Data records for software interfaces:
○ ○ ○ ○ ○ ○ ○
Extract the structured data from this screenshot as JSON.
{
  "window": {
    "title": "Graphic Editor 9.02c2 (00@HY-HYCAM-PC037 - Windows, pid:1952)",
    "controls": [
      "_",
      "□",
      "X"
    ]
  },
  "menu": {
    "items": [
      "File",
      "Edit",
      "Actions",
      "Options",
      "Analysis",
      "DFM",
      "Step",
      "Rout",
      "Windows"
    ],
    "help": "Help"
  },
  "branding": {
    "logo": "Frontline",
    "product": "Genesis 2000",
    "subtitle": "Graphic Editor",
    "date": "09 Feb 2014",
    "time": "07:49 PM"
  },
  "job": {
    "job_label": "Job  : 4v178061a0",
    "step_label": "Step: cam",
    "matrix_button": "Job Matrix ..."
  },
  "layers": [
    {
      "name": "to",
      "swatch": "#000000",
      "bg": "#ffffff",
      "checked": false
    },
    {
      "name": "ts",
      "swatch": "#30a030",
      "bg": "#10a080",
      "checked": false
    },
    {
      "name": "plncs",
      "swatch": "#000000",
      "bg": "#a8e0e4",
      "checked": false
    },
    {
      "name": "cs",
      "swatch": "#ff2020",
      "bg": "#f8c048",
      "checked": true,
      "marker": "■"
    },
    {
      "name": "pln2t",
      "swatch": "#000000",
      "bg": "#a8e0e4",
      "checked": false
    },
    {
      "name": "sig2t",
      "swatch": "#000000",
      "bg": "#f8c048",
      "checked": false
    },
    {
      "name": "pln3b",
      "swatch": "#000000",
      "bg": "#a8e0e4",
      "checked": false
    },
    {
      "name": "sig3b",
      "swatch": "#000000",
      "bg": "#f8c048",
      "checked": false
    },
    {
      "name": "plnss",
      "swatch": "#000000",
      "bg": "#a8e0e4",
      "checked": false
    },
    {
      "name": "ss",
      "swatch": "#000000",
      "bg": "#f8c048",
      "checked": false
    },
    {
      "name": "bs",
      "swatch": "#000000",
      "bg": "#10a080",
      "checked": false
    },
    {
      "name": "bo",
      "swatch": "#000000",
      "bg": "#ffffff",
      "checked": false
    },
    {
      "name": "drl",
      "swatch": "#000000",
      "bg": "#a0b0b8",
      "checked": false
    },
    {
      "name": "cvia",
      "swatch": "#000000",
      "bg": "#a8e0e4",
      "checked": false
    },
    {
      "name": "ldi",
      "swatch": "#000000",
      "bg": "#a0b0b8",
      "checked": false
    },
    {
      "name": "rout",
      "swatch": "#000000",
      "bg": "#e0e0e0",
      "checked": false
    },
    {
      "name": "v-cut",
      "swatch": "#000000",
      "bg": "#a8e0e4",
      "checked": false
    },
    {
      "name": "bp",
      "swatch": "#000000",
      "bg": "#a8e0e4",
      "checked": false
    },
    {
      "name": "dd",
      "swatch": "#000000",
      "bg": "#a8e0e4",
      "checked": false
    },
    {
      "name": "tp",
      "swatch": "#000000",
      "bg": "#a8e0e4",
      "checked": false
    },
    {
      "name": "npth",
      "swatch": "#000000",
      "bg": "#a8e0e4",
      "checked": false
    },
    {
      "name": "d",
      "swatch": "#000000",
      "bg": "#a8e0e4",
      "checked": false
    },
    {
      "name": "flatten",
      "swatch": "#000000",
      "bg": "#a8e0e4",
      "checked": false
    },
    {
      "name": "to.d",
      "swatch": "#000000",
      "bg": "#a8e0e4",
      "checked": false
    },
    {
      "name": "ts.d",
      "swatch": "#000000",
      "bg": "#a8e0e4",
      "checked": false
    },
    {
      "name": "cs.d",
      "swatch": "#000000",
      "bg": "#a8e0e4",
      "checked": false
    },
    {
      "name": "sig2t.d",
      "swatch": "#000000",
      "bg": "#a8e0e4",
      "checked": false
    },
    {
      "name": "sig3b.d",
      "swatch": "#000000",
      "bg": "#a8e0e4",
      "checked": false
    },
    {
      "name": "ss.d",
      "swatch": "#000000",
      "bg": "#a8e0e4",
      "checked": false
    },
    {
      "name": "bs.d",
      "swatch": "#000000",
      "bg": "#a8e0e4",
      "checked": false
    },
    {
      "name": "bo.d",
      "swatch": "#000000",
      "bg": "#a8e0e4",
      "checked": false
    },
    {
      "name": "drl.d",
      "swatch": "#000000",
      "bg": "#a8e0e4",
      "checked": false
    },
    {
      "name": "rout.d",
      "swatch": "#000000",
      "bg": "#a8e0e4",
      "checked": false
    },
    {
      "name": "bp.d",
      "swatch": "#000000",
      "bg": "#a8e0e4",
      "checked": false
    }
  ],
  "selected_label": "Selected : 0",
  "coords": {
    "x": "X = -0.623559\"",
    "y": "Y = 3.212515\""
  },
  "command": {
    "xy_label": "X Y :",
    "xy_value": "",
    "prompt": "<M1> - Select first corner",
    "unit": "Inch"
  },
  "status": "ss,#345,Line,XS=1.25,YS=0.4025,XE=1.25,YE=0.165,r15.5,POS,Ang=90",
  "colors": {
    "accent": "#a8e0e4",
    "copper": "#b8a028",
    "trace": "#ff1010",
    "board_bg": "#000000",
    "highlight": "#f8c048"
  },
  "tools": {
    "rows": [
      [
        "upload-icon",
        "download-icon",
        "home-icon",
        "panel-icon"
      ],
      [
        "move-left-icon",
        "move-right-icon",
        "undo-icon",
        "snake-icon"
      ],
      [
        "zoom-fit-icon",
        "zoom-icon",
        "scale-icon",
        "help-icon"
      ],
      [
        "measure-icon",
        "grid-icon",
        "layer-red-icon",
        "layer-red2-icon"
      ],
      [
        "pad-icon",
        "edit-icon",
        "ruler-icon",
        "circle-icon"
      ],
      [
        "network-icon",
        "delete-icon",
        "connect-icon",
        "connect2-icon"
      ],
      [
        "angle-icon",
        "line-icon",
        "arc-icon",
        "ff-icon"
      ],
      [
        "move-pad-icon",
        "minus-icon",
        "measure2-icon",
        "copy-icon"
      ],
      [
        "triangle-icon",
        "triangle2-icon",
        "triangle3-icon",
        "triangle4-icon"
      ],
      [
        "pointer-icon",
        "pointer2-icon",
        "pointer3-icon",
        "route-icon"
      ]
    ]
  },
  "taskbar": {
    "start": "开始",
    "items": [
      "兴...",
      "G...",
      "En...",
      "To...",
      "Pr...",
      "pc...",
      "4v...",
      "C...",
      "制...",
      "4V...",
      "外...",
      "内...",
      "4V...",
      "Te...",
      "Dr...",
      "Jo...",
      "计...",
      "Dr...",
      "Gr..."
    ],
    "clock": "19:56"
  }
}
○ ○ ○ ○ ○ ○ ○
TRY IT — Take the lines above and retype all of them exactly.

RESULT OF THIS TASK —
Extract the structured data from this screenshot as JSON.
{
  "window": {
    "title": "Graphic Editor 9.02c2 (00@HY-HYCAM-PC037 - Windows, pid:1952)",
    "controls": [
      "_",
      "□",
      "X"
    ]
  },
  "menu": {
    "items": [
      "File",
      "Edit",
      "Actions",
      "Options",
      "Analysis",
      "DFM",
      "Step",
      "Rout",
      "Windows"
    ],
    "help": "Help"
  },
  "branding": {
    "logo": "Frontline",
    "product": "Genesis 2000",
    "subtitle": "Graphic Editor",
    "date": "09 Feb 2014",
    "time": "07:49 PM"
  },
  "job": {
    "job_label": "Job  : 4v178061a0",
    "step_label": "Step: cam",
    "matrix_button": "Job Matrix ..."
  },
  "layers": [
    {
      "name": "to",
      "swatch": "#000000",
      "bg": "#ffffff",
      "checked": false
    },
    {
      "name": "ts",
      "swatch": "#30a030",
      "bg": "#10a080",
      "checked": false
    },
    {
      "name": "plncs",
      "swatch": "#000000",
      "bg": "#a8e0e4",
      "checked": false
    },
    {
      "name": "cs",
      "swatch": "#ff2020",
      "bg": "#f8c048",
      "checked": true,
      "marker": "■"
    },
    {
      "name": "pln2t",
      "swatch": "#000000",
      "bg": "#a8e0e4",
      "checked": false
    },
    {
      "name": "sig2t",
      "swatch": "#000000",
      "bg": "#f8c048",
      "checked": false
    },
    {
      "name": "pln3b",
      "swatch": "#000000",
      "bg": "#a8e0e4",
      "checked": false
    },
    {
      "name": "sig3b",
      "swatch": "#000000",
      "bg": "#f8c048",
      "checked": false
    },
    {
      "name": "plnss",
      "swatch": "#000000",
      "bg": "#a8e0e4",
      "checked": false
    },
    {
      "name": "ss",
      "swatch": "#000000",
      "bg": "#f8c048",
      "checked": false
    },
    {
      "name": "bs",
      "swatch": "#000000",
      "bg": "#10a080",
      "checked": false
    },
    {
      "name": "bo",
      "swatch": "#000000",
      "bg": "#ffffff",
      "checked": false
    },
    {
      "name": "drl",
      "swatch": "#000000",
      "bg": "#a0b0b8",
      "checked": false
    },
    {
      "name": "cvia",
      "swatch": "#000000",
      "bg": "#a8e0e4",
      "checked": false
    },
    {
      "name": "ldi",
      "swatch": "#000000",
      "bg": "#a0b0b8",
      "checked": false
    },
    {
      "name": "rout",
      "swatch": "#000000",
      "bg": "#e0e0e0",
      "checked": false
    },
    {
      "name": "v-cut",
      "swatch": "#000000",
      "bg": "#a8e0e4",
      "checked": false
    },
    {
      "name": "bp",
      "swatch": "#000000",
      "bg": "#a8e0e4",
      "checked": false
    },
    {
      "name": "dd",
      "swatch": "#000000",
      "bg": "#a8e0e4",
      "checked": false
    },
    {
      "name": "tp",
      "swatch": "#000000",
      "bg": "#a8e0e4",
      "checked": false
    },
    {
      "name": "npth",
      "swatch": "#000000",
      "bg": "#a8e0e4",
      "checked": false
    },
    {
      "name": "d",
      "swatch": "#000000",
      "bg": "#a8e0e4",
      "checked": false
    },
    {
      "name": "flatten",
      "swatch": "#000000",
      "bg": "#a8e0e4",
      "checked": false
    },
    {
      "name": "to.d",
      "swatch": "#000000",
      "bg": "#a8e0e4",
      "checked": false
    },
    {
      "name": "ts.d",
      "swatch": "#000000",
      "bg": "#a8e0e4",
      "checked": false
    },
    {
      "name": "cs.d",
      "swatch": "#000000",
      "bg": "#a8e0e4",
      "checked": false
    },
    {
      "name": "sig2t.d",
      "swatch": "#000000",
      "bg": "#a8e0e4",
      "checked": false
    },
    {
      "name": "sig3b.d",
      "swatch": "#000000",
      "bg": "#a8e0e4",
      "checked": false
    },
    {
      "name": "ss.d",
      "swatch": "#000000",
      "bg": "#a8e0e4",
      "checked": false
    },
    {
      "name": "bs.d",
      "swatch": "#000000",
      "bg": "#a8e0e4",
      "checked": false
    },
    {
      "name": "bo.d",
      "swatch": "#000000",
      "bg": "#a8e0e4",
      "checked": false
    },
    {
      "name": "drl.d",
      "swatch": "#000000",
      "bg": "#a8e0e4",
      "checked": false
    },
    {
      "name": "rout.d",
      "swatch": "#000000",
      "bg": "#a8e0e4",
      "checked": false
    },
    {
      "name": "bp.d",
      "swatch": "#000000",
      "bg": "#a8e0e4",
      "checked": false
    }
  ],
  "selected_label": "Selected : 0",
  "coords": {
    "x": "X = -0.623559\"",
    "y": "Y = 3.212515\""
  },
  "command": {
    "xy_label": "X Y :",
    "xy_value": "",
    "prompt": "<M1> - Select first corner",
    "unit": "Inch"
  },
  "status": "ss,#345,Line,XS=1.25,YS=0.4025,XE=1.25,YE=0.165,r15.5,POS,Ang=90",
  "colors": {
    "accent": "#a8e0e4",
    "copper": "#b8a028",
    "trace": "#ff1010",
    "board_bg": "#000000",
    "highlight": "#f8c048"
  },
  "tools": {
    "rows": [
      [
        "upload-icon",
        "download-icon",
        "home-icon",
        "panel-icon"
      ],
      [
        "move-left-icon",
        "move-right-icon",
        "undo-icon",
        "snake-icon"
      ],
      [
        "zoom-fit-icon",
        "zoom-icon",
        "scale-icon",
        "help-icon"
      ],
      [
        "measure-icon",
        "grid-icon",
        "layer-red-icon",
        "layer-red2-icon"
      ],
      [
        "pad-icon",
        "edit-icon",
        "ruler-icon",
        "circle-icon"
      ],
      [
        "network-icon",
        "delete-icon",
        "connect-icon",
        "connect2-icon"
      ],
      [
        "angle-icon",
        "line-icon",
        "arc-icon",
        "ff-icon"
      ],
      [
        "move-pad-icon",
        "minus-icon",
        "measure2-icon",
        "copy-icon"
      ],
      [
        "triangle-icon",
        "triangle2-icon",
        "triangle3-icon",
        "triangle4-icon"
      ],
      [
        "pointer-icon",
        "pointer2-icon",
        "pointer3-icon",
        "route-icon"
      ]
    ]
  },
  "taskbar": {
    "start": "开始",
    "items": [
      "兴...",
      "G...",
      "En...",
      "To...",
      "Pr...",
      "pc...",
      "4v...",
      "C...",
      "制...",
      "4V...",
      "外...",
      "内...",
      "4V...",
      "Te...",
      "Dr...",
      "Jo...",
      "计...",
      "Dr...",
      "Gr..."
    ],
    "clock": "19:56"
  }
}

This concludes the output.